Key words: Remote effect・after-effect, Resistive static contraction, Soleus H-reflex, PNF, Upper extremity.

【Sutudy and Report】 page 7-12


Effects of proprioceptive neuromuscular facilitation of resistive static contraction of the scapular pattern on the strength of the plantar and dorsi flexors and the 5m walking time in patients with stroke hemiplegia


Sakino Yugo, Shiratani Tomoko, Arai Mitsuo, Tanaka Toshiyuki,

Uda Ryo


Abstract: Mobilization with proprioceptive neuromuscular facilitation (PNF) as a remote aftereffect of static contraction of posterior depression (SCPD) in the middle of scapular motion, which is a PNF technique, and the sustain stretch (SS) technique in the dorsiflexion direction of the ankle joint were used to investigate differences in muscle force change and walking time between ankle plantar flexors and ankle dorsi flexors. The subjects were 6 patients with hemiplegia after stroke who were undergoing rehabilitation. The average age was 81.7 ± 7.6 years old. Scapular SCPD and SS were performed in random order in the subjects. The maximum muscle force of the ankle joint plantar flexors and dorsi flexors and walking time after each technique were compared. In two-way analysis of variance, the maximum muscle strength of the plantar flexors was strengthened significantly more by scapular SCPD than by SS (P<0.05). There was no significant difference for the ankle dorsi flexor muscle, but there was a tendency for an increase in the strength of this muscle with scapular SCPD. The 5m walking time was significantly reduced with scapula SCPD compared to SS (P<0.05). In the scapular SCPD procedure, there is less suppression of the ankle plantar flexors than in SS, and this may then facilitate the ankle dorsi flexors as a remote aftereffect.

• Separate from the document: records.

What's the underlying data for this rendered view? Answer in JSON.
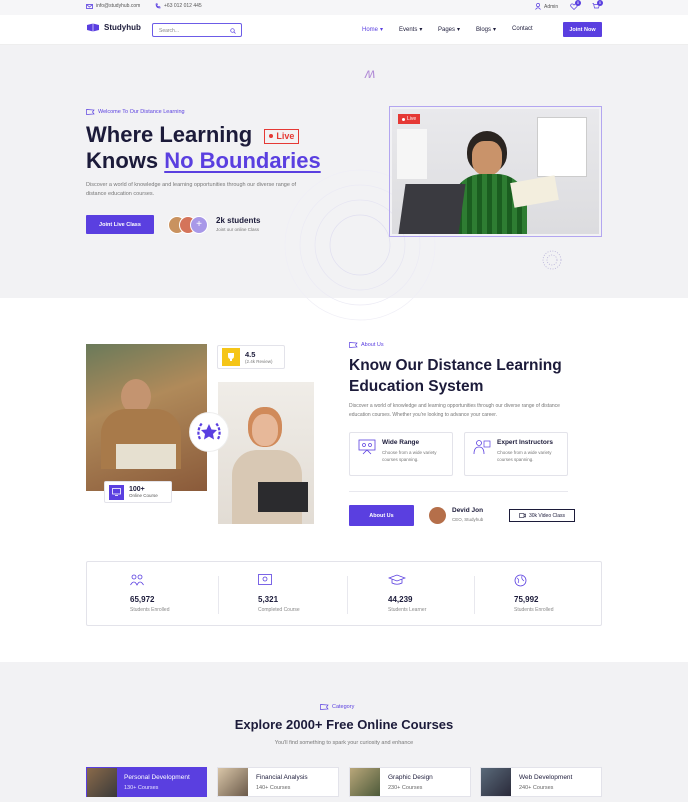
{
  "topbar": {
    "email": "info@studyhub.com",
    "phone": "+63 012 012 445",
    "admin": "Admin",
    "wishlist_count": "0",
    "cart_count": "0"
  },
  "nav": {
    "logo": "Studyhub",
    "search_placeholder": "Search...",
    "items": [
      "Home",
      "Events",
      "Pages",
      "Blogs",
      "Contact"
    ],
    "cta": "Joint Now"
  },
  "hero": {
    "eyebrow": "Welcome To Our Distance Learning",
    "title_line1": "Where Learning",
    "live_badge": "Live",
    "title_line2_plain": "Knows ",
    "title_line2_accent": "No Boundaries",
    "description": "Discover a world of knowledge and learning opportunities through our diverse range of distance education courses.",
    "cta": "Joint Live Class",
    "students_count": "2k students",
    "students_sub": "Joint our online Class",
    "video_live": "Live"
  },
  "about": {
    "eyebrow": "About Us",
    "title_line1": "Know Our Distance Learning",
    "title_line2": "Education System",
    "description": "Discover a world of knowledge and learning opportunities through our diverse range of distance education courses. Whether you're looking to advance your career.",
    "rating": "4.5",
    "rating_sub": "(2.4k Review)",
    "online_count": "100+",
    "online_label": "Online Course",
    "features": [
      {
        "title": "Wide Range",
        "desc": "Choose from a wide variety courses spanning."
      },
      {
        "title": "Expert Instructors",
        "desc": "Choose from a wide variety courses spanning."
      }
    ],
    "cta": "About Us",
    "person_name": "Devid Jon",
    "person_role": "CEO, Studyhub",
    "video_class": "30k Video Class"
  },
  "stats": [
    {
      "value": "65,972",
      "label": "Students Enrolled"
    },
    {
      "value": "5,321",
      "label": "Completed Course"
    },
    {
      "value": "44,239",
      "label": "Students Learner"
    },
    {
      "value": "75,992",
      "label": "Students Enrolled"
    }
  ],
  "category": {
    "eyebrow": "Category",
    "title": "Explore 2000+ Free Online Courses",
    "subtitle": "You'll find something to spark your curiosity and enhance",
    "items": [
      {
        "title": "Personal Development",
        "count": "130+ Courses"
      },
      {
        "title": "Financial Analysis",
        "count": "140+ Courses"
      },
      {
        "title": "Graphic Design",
        "count": "230+ Courses"
      },
      {
        "title": "Web Development",
        "count": "240+ Courses"
      }
    ]
  },
  "colors": {
    "accent": "#5a3fe0",
    "live": "#e53935",
    "dark": "#1c1b3a"
  }
}
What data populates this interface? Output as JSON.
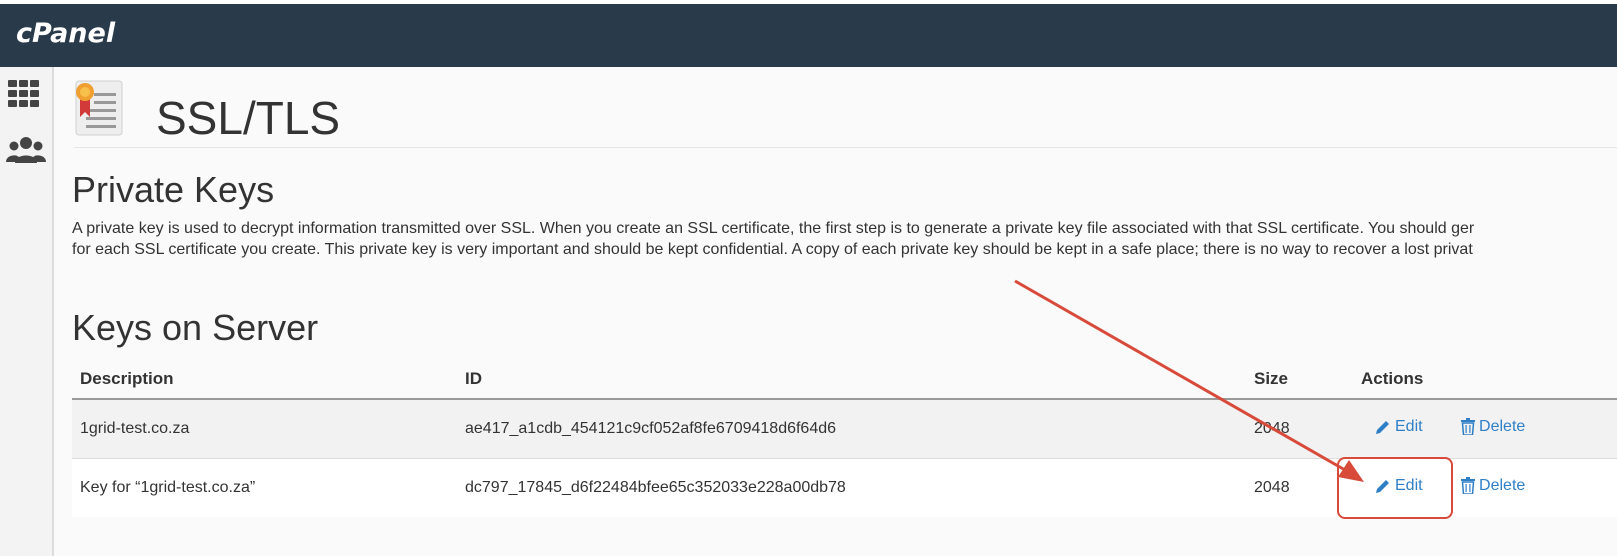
{
  "app": {
    "logo": "cPanel"
  },
  "sidebar": {
    "items": [
      {
        "icon": "grid-icon"
      },
      {
        "icon": "users-icon"
      }
    ]
  },
  "page": {
    "title": "SSL/TLS",
    "icon": "certificate-icon"
  },
  "private_keys": {
    "title": "Private Keys",
    "description_line1": "A private key is used to decrypt information transmitted over SSL. When you create an SSL certificate, the first step is to generate a private key file associated with that SSL certificate. You should ger",
    "description_line2": "for each SSL certificate you create. This private key is very important and should be kept confidential. A copy of each private key should be kept in a safe place; there is no way to recover a lost privat"
  },
  "keys_on_server": {
    "title": "Keys on Server",
    "columns": [
      "Description",
      "ID",
      "Size",
      "Actions"
    ],
    "rows": [
      {
        "description": "1grid-test.co.za",
        "id": "ae417_a1cdb_454121c9cf052af8fe6709418d6f64d6",
        "size": "2048",
        "edit_label": "Edit",
        "delete_label": "Delete"
      },
      {
        "description": "Key for “1grid-test.co.za”",
        "id": "dc797_17845_d6f22484bfee65c352033e228a00db78",
        "size": "2048",
        "edit_label": "Edit",
        "delete_label": "Delete"
      }
    ]
  },
  "colors": {
    "topbar": "#293a4a",
    "link": "#2f7fc6",
    "annotation": "#d84a3a"
  }
}
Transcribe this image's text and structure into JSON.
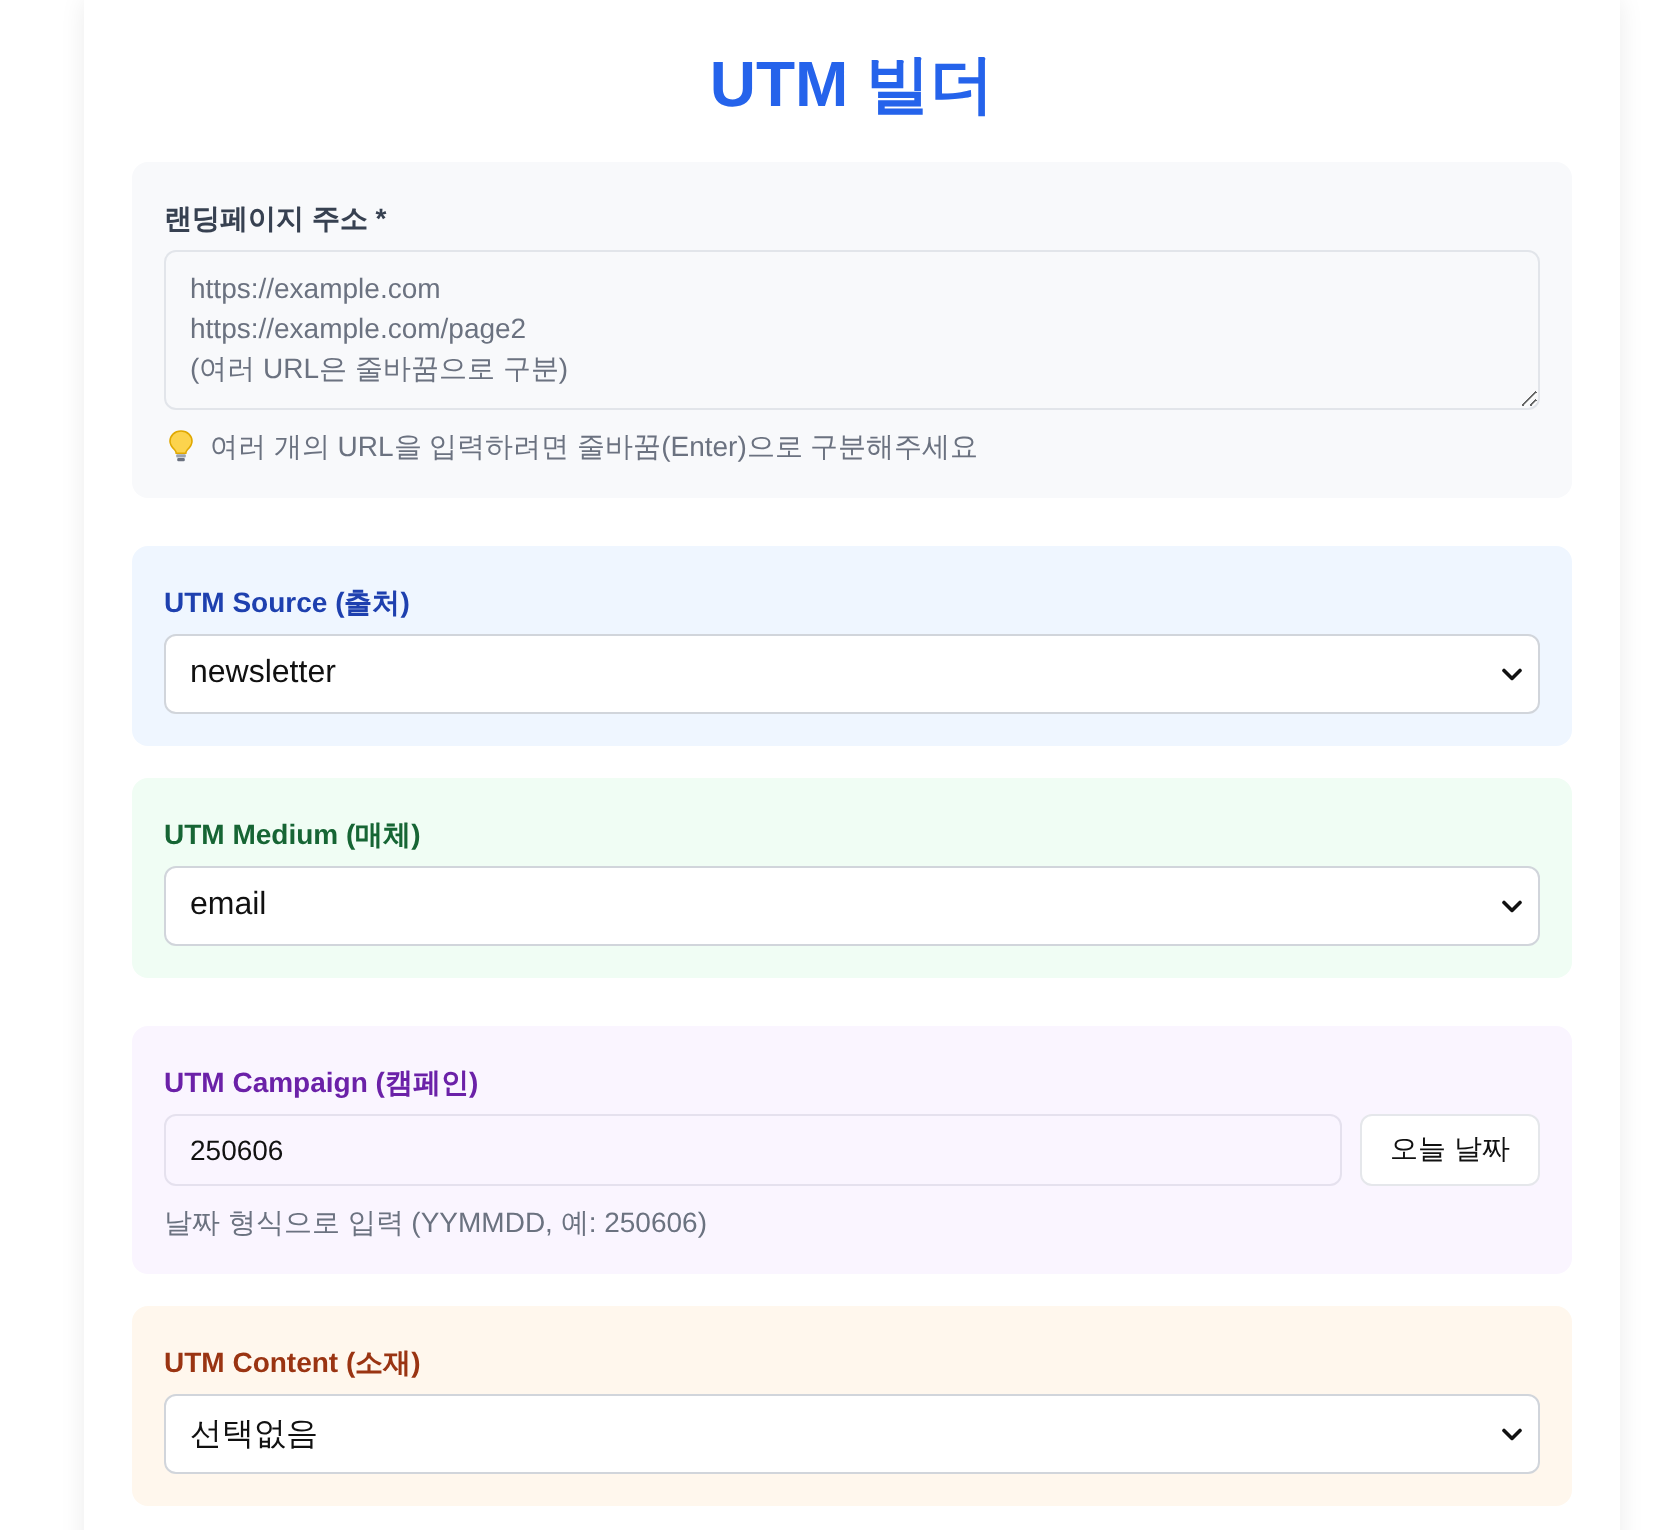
{
  "title": "UTM 빌더",
  "landing": {
    "label": "랜딩페이지 주소 *",
    "placeholder": "https://example.com\nhttps://example.com/page2\n(여러 URL은 줄바꿈으로 구분)",
    "hint": "여러 개의 URL을 입력하려면 줄바꿈(Enter)으로 구분해주세요"
  },
  "fields": [
    {
      "kind": "select",
      "label": "UTM Source (출처)",
      "color": "#1e40af",
      "value": "newsletter"
    },
    {
      "kind": "select",
      "label": "UTM Medium (매체)",
      "color": "#166534",
      "value": "email"
    },
    {
      "kind": "text_with_button",
      "label": "UTM Campaign (캠페인)",
      "color": "#6b21a8",
      "value": "250606",
      "button": "오늘 날짜",
      "hint": "날짜 형식으로 입력 (YYMMDD, 예: 250606)"
    },
    {
      "kind": "select",
      "label": "UTM Content (소재)",
      "color": "#9a3412",
      "value": "선택없음"
    }
  ]
}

Key words: Ankle planter flexion/dorsi flexion, Scapular posterior depression, Static Contraction, walking time, Mobilization PNF

【The Original】 page 13-17

Immediate effects of resistive static contraction in the middle range of pelvis motion on jump performance


Fujiwara Yusuke, Tanaka Naoki, Kato Ryuzo, Kanamori Takeshige


Abstract: The purpose of this study was to determine the immediate effects on jump performance of resistive static contraction of posterior depression (SCPD) in the middle range of pelvic motion. A single leg hop test was used to measure the jumping distance on one leg. The subjects were 20 males aged 30 years or younger. The average age (standard deviation) was 25.1 (3.2) years. The subjects were randomly assigned to a SCPD group and a control group, and inter-group comparison was performed. The distance of the single leg hop test was measured before and after each intervention and the activities of the rectus femoris, biceps femoris, gastrocnemius, and tibialis anterior muscles were measured. A Welch t-test showed that the SCPD group had significant improvements in the single leg hop test and muscle activity of the rectus femoris and gastrocnemius muscles, compared to the control group. This suggests that the jumping distance was improved significantly because muscle activity necessary for the jump movement became easier to mobilize as a remote aftereffect using the SCPD technique. 


Key words: PNF, SCPD, remote aftereffect, single leg hop test, electromyogram